The Forum also announced the creation of a working group on accountability regimes for social network accounts and their users, whose composition will be unveiled shortly.
“The success of the Summit for Information and Democracy will enable us to expand the international process we launched, inspired by the one already existing to combat climate change,” Deloire said. “The strengthening and deepening of the work of the governments that have signed up to the Partnership for Information and Democracy and civil society is guaranteed thanks to the announced holding of regular meetings that will be the equivalent of the Conferences of the Parties, the well-known COPs, and will be based on reports provided by the Observatory, the equivalent of the IPCC. The Forum will keep on producing concrete recommendations in its reports and will be a place for consultation and dialogue between governments and civil society.”
The high-level discussions at this summit focused on the recommendations made by the Forum in two reports, one on “How to end Infodemics” (published in 2020) and one calling for “A New Deal for Journalism” (published in June 2021).
A civil society coalition on information and democracy that was launched ahead of the summit will reinforce these activities by means of a collective and coordinated international mobilisation campaign. The call published by the coalition on 20 September highlights the central role that these civil society organisations intend to play in creating democratic safeguards in the digital space.

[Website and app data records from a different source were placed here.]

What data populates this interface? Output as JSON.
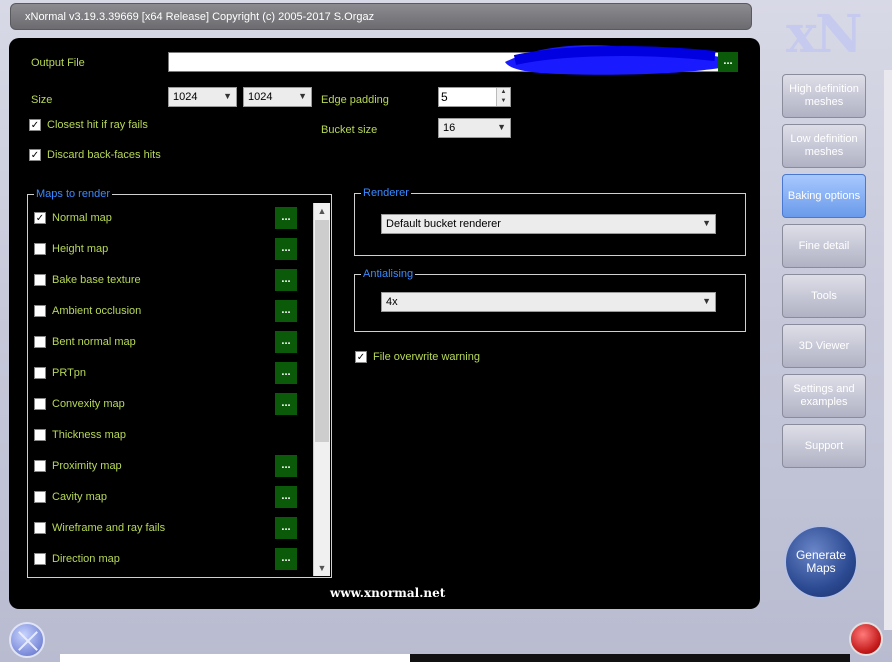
{
  "window": {
    "title": "xNormal v3.19.3.39669 [x64 Release] Copyright (c) 2005-2017 S.Orgaz",
    "logo": "xN"
  },
  "output": {
    "label": "Output File",
    "value": "",
    "browse_label": "..."
  },
  "size": {
    "label": "Size",
    "width": "1024",
    "height": "1024"
  },
  "edge_padding": {
    "label": "Edge padding",
    "value": "5"
  },
  "bucket_size": {
    "label": "Bucket size",
    "value": "16"
  },
  "options": {
    "closest_hit": {
      "label": "Closest hit if ray fails",
      "checked": true
    },
    "discard_backfaces": {
      "label": "Discard back-faces hits",
      "checked": true
    },
    "file_overwrite": {
      "label": "File overwrite warning",
      "checked": true
    }
  },
  "maps": {
    "title": "Maps to render",
    "items": [
      {
        "label": "Normal map",
        "checked": true,
        "has_options": true
      },
      {
        "label": "Height map",
        "checked": false,
        "has_options": true
      },
      {
        "label": "Bake base texture",
        "checked": false,
        "has_options": true
      },
      {
        "label": "Ambient occlusion",
        "checked": false,
        "has_options": true
      },
      {
        "label": "Bent normal map",
        "checked": false,
        "has_options": true
      },
      {
        "label": "PRTpn",
        "checked": false,
        "has_options": true
      },
      {
        "label": "Convexity map",
        "checked": false,
        "has_options": true
      },
      {
        "label": "Thickness map",
        "checked": false,
        "has_options": false
      },
      {
        "label": "Proximity map",
        "checked": false,
        "has_options": true
      },
      {
        "label": "Cavity map",
        "checked": false,
        "has_options": true
      },
      {
        "label": "Wireframe and ray fails",
        "checked": false,
        "has_options": true
      },
      {
        "label": "Direction map",
        "checked": false,
        "has_options": true
      }
    ],
    "options_label": "..."
  },
  "renderer": {
    "title": "Renderer",
    "value": "Default bucket renderer"
  },
  "antialiasing": {
    "title": "Antialising",
    "value": "4x"
  },
  "sidebar": {
    "items": [
      {
        "label": "High definition meshes",
        "active": false
      },
      {
        "label": "Low definition meshes",
        "active": false
      },
      {
        "label": "Baking options",
        "active": true
      },
      {
        "label": "Fine detail",
        "active": false
      },
      {
        "label": "Tools",
        "active": false
      },
      {
        "label": "3D Viewer",
        "active": false
      },
      {
        "label": "Settings and examples",
        "active": false
      },
      {
        "label": "Support",
        "active": false
      }
    ]
  },
  "generate": {
    "label": "Generate Maps"
  },
  "footer": {
    "url": "www.xnormal.net"
  },
  "colors": {
    "label_green": "#b8d858",
    "group_title_blue": "#3a8aff",
    "options_button": "#0a5a0a",
    "active_tab": "#6a9aea"
  }
}
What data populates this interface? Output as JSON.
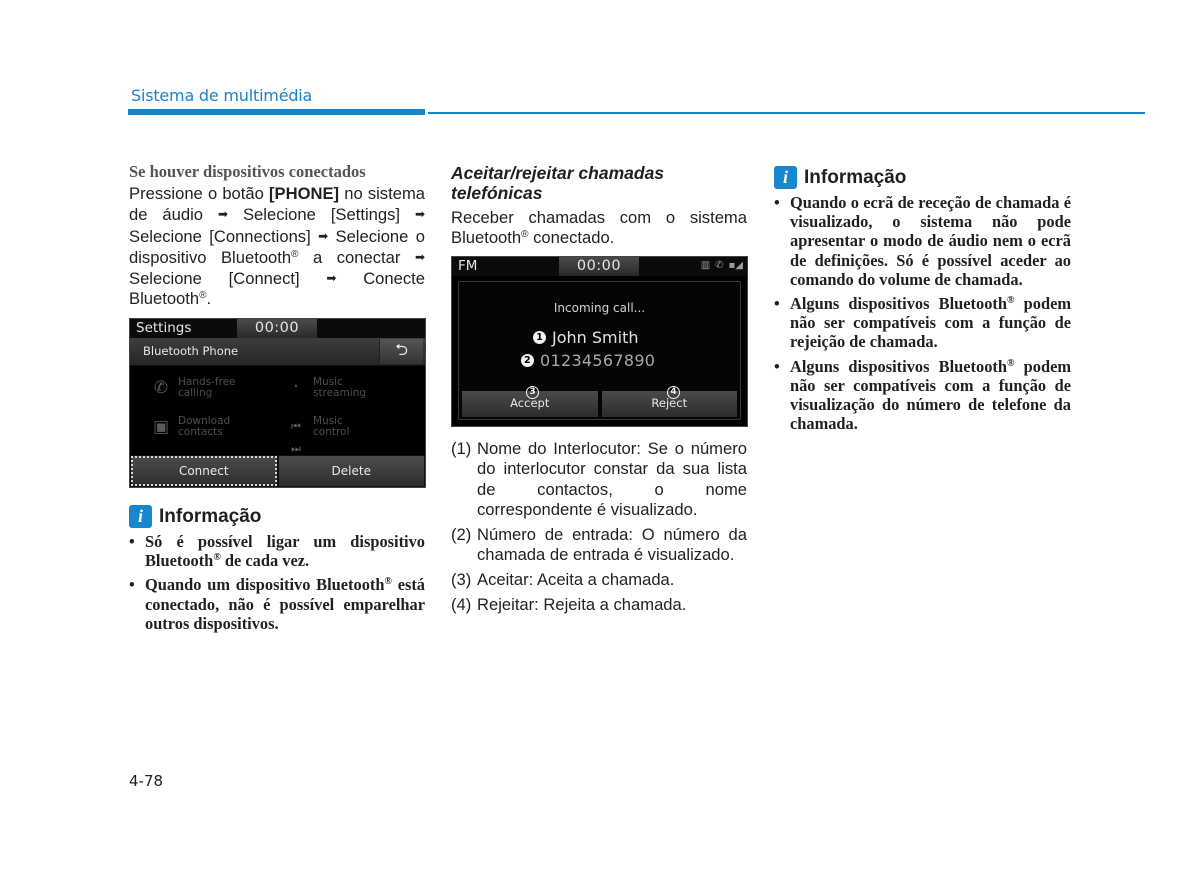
{
  "header": {
    "section_title": "Sistema de multimédia",
    "accent_color": "#1585c7"
  },
  "col1": {
    "subheading": "Se houver dispositivos conectados",
    "paragraph": {
      "t1": "Pressione o botão ",
      "phone_key": "[PHONE]",
      "t2": " no sistema de áudio ",
      "t3": " Selecione [Settings] ",
      "t4": " Selecione [Connections] ",
      "t5": " Selecione o dispositivo Bluetooth",
      "t6": " a conectar ",
      "t7": " Selecione [Connect] ",
      "t8": " Conecte Bluetooth",
      "t9": ".",
      "arrow": "➡",
      "reg": "®"
    },
    "screen": {
      "status_label": "Settings",
      "time": "00:00",
      "title": "Bluetooth Phone",
      "back_icon": "return-arrow",
      "features": [
        {
          "icon": "handsfree-phone-icon",
          "line1": "Hands-free",
          "line2": "calling"
        },
        {
          "icon": "bluetooth-music-icon",
          "line1": "Music",
          "line2": "streaming"
        },
        {
          "icon": "contacts-book-icon",
          "line1": "Download",
          "line2": "contacts"
        },
        {
          "icon": "prev-next-track-icon",
          "line1": "Music",
          "line2": "control"
        }
      ],
      "buttons": [
        {
          "label": "Connect",
          "focused": true
        },
        {
          "label": "Delete",
          "focused": false
        }
      ]
    },
    "info": {
      "title": "Informação",
      "bullets": [
        {
          "a": "Só é possível ligar um dispositivo Bluetooth",
          "b": " de cada vez."
        },
        {
          "a": "Quando um dispositivo Bluetooth",
          "b": " está conectado, não é possível emparelhar outros dispositivos."
        }
      ]
    }
  },
  "col2": {
    "heading": "Aceitar/rejeitar chamadas telefónicas",
    "intro_a": "Receber chamadas com o sistema Bluetooth",
    "intro_b": " conectado.",
    "screen": {
      "status_label": "FM",
      "time": "00:00",
      "status_icons": [
        "battery-icon",
        "phone-icon",
        "signal-icon"
      ],
      "incoming_text": "Incoming call...",
      "caller_name": "John Smith",
      "caller_number": "01234567890",
      "markers": [
        "1",
        "2",
        "3",
        "4"
      ],
      "buttons": [
        "Accept",
        "Reject"
      ]
    },
    "legend": [
      {
        "n": "(1)",
        "text": "Nome do Interlocutor: Se o número do interlocutor constar da sua lista de contactos, o nome correspondente é visualizado."
      },
      {
        "n": "(2)",
        "text": "Número de entrada: O número da chamada de entrada é visualizado."
      },
      {
        "n": "(3)",
        "text": "Aceitar: Aceita  a chamada."
      },
      {
        "n": "(4)",
        "text": "Rejeitar: Rejeita a chamada."
      }
    ]
  },
  "col3": {
    "info": {
      "title": "Informação",
      "bullets": [
        {
          "a": "Quando o ecrã de receção de chamada é visualizado, o sistema não pode apresentar o modo de áudio nem o ecrã de definições. Só é possível aceder ao comando do volume de chamada.",
          "b": ""
        },
        {
          "a": "Alguns dispositivos Bluetooth",
          "b": " podem não ser compatíveis com a função de rejeição de chamada."
        },
        {
          "a": "Alguns dispositivos Bluetooth",
          "b": " podem não ser compatíveis com a função de visualização do número de telefone da chamada."
        }
      ]
    }
  },
  "footer": {
    "page_number": "4-78"
  }
}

The summit was chaired by French foreign minister Jean-Yves Le Drian, who hailed the creation of the Observatory. “This tool will be particularly useful for analysing trends in the global information space on a regular basis,” he says. “This observatory will also be able to feed our work and our reflections in multilateral institutions.”
The Minister announced a workshop on the objectives of the Observatory at the Paris Peace Forum (11-13 November 2021), and the organization of annual Summits for Information and Democracy in years to come.